**Work request**
Show only those lines of the entries where the string "icon" is found.

[Page and application data records]
——————
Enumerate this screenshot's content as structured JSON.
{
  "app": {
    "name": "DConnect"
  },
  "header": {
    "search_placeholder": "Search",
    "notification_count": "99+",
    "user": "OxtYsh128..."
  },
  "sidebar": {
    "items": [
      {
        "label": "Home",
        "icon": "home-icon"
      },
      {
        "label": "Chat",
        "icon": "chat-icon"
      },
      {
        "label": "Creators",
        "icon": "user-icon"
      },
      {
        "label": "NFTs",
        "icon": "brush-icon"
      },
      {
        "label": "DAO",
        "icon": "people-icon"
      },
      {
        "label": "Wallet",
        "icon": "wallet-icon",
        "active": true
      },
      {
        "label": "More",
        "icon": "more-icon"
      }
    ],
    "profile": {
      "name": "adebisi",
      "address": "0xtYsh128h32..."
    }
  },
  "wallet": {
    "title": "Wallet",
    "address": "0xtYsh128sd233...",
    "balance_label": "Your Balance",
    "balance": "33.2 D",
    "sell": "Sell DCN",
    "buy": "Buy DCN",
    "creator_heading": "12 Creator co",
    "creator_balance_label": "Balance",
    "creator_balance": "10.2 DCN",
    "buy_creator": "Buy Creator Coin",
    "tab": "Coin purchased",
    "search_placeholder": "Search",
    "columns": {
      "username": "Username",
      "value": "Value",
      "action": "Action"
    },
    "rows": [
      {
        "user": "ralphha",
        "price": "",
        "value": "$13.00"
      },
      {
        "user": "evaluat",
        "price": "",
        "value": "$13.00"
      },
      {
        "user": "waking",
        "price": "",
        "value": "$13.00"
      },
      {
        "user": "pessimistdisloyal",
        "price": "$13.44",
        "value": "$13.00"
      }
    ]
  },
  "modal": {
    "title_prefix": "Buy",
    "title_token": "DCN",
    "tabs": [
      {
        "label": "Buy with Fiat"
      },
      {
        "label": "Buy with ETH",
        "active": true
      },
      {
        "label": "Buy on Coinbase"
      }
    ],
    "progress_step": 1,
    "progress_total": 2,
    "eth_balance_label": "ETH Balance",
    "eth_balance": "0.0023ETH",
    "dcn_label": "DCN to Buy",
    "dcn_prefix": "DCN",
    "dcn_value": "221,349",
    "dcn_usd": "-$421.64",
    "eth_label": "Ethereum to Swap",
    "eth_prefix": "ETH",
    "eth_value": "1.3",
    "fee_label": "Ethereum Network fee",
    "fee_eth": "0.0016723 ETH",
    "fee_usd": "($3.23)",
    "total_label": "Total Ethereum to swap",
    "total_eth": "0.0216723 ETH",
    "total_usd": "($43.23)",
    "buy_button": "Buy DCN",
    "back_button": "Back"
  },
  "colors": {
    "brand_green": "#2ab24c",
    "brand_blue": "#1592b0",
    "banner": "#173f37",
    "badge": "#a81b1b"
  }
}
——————
**Output for this task**
        "icon": "home-icon"
        "icon": "chat-icon"
        "icon": "user-icon"
        "icon": "brush-icon"
        "icon": "people-icon"
        "icon": "wallet-icon",
        "icon": "more-icon"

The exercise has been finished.